There has lately been a growing trend on the American Right to throw former President George W. Bush under the bus. Since the ascendency of Donald Trump, it has become increasingly popular for conservatives to impugn Bush’s character and condemn his decisions. It is quite an astonishing phenomenon especially because a lot of the same people who are loudly chastising Bush’s leadership were only 20 years ago among the most vociferous champions of his presidency.
Over a basically decent man who rose to the difficult task of making America and the free world safer from terrorism after 9/11, conservatives are lining up one after another to break Ronald Reagan’s eleventh commandment: “Thou shalt not speak ill of any fellow Republican.”
What is also surprising is how contemptuous a great many people on the Right have become of neoconservatives. Indeed, prominent NeverTrumpers such as Bill Kristol and Max Boot—people who thought that Hillary Clinton and Joe Biden were better choices than Trump—certainly deserve to be treated as traitors to conservatism. But their disloyalty to the important causes does not alter the validity of neoconservatism itself, nor does it disparage the positive contributions neoconservatives have in the past made to American foreign policy and national security.
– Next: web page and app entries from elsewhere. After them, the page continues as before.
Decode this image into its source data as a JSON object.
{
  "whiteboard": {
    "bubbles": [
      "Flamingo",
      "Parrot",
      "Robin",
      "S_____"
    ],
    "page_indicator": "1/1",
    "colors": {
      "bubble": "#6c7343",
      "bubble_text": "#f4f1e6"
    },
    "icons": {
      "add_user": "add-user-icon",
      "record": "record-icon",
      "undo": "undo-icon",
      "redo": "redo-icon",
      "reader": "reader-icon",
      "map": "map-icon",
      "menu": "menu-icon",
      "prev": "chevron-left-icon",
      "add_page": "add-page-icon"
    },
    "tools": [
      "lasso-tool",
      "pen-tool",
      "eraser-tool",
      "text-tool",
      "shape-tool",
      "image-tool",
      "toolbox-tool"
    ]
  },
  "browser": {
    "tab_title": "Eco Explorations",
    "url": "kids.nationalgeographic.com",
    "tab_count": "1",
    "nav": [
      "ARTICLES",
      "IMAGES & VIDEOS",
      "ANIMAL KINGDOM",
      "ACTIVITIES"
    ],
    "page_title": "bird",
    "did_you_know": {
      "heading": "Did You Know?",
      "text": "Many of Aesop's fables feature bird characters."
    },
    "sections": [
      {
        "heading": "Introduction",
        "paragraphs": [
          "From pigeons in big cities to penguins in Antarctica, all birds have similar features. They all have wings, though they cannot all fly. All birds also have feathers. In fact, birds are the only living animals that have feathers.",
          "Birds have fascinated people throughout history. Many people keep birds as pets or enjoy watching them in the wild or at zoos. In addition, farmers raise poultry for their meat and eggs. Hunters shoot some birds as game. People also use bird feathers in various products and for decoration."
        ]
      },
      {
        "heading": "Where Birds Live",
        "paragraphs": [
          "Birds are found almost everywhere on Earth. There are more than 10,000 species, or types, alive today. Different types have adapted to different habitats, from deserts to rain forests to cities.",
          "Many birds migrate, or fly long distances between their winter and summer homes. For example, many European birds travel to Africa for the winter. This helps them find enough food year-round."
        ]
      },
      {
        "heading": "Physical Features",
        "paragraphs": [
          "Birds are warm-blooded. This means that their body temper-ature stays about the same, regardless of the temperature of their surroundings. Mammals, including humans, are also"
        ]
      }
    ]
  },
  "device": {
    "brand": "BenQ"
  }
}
Many neoconservatives, myself included, also supported Trump and voted for him twice.
Bush was indeed greatly misguided in using that moment of the 20th anniversary of 9/11 to compare the January 6 protesters to the 9/11 terrorists. But he is still right to label those protesters as extremists who stooped to the level of an angry mob. Besides the deaths and injuries on that day, the great tragedy of January 6 was that the American Right lost its innocence. The Right is supposed to respect law and order and only protest peacefully, as Trump indeed called upon them to do. But for the first time, people on the Right reduced themselves to the behavior of their enemies in Antifa. If conservatives have little problem comparing Antifa to terrorists, clearly the same can be said of any right-wing activists who use Antifa’s model.
Most important, however, is that we not lose sight of the fact that Bush was once a leader who fought hard for many conservative principles. In many ways, he also did this better than Trump. Bush saw freedom as a distinctly human value, not a distinctly American one. While there is indeed something good in Trump’s “America First” approach, it still fails to acknowledge the common threats to liberty and freedom faced by all western civilization.
Bush wanted the free world to band together and destroy the evil forces that seek to kill and enslave us and our allies. He stood up courageously before the world and said, “Either you’re with us or you’re with the terrorists.” He knew that the fight would be a long-lasting challenge but urged us to be resilient and conduct the fight for as long as it takes. That day, conservatives across America applauded our president. Today, far too many of them are maligning him as a warmonger and a card-carrying member of the ruling elite.
Instead of demonizing our former Republican leader, we need to recognize the real demons.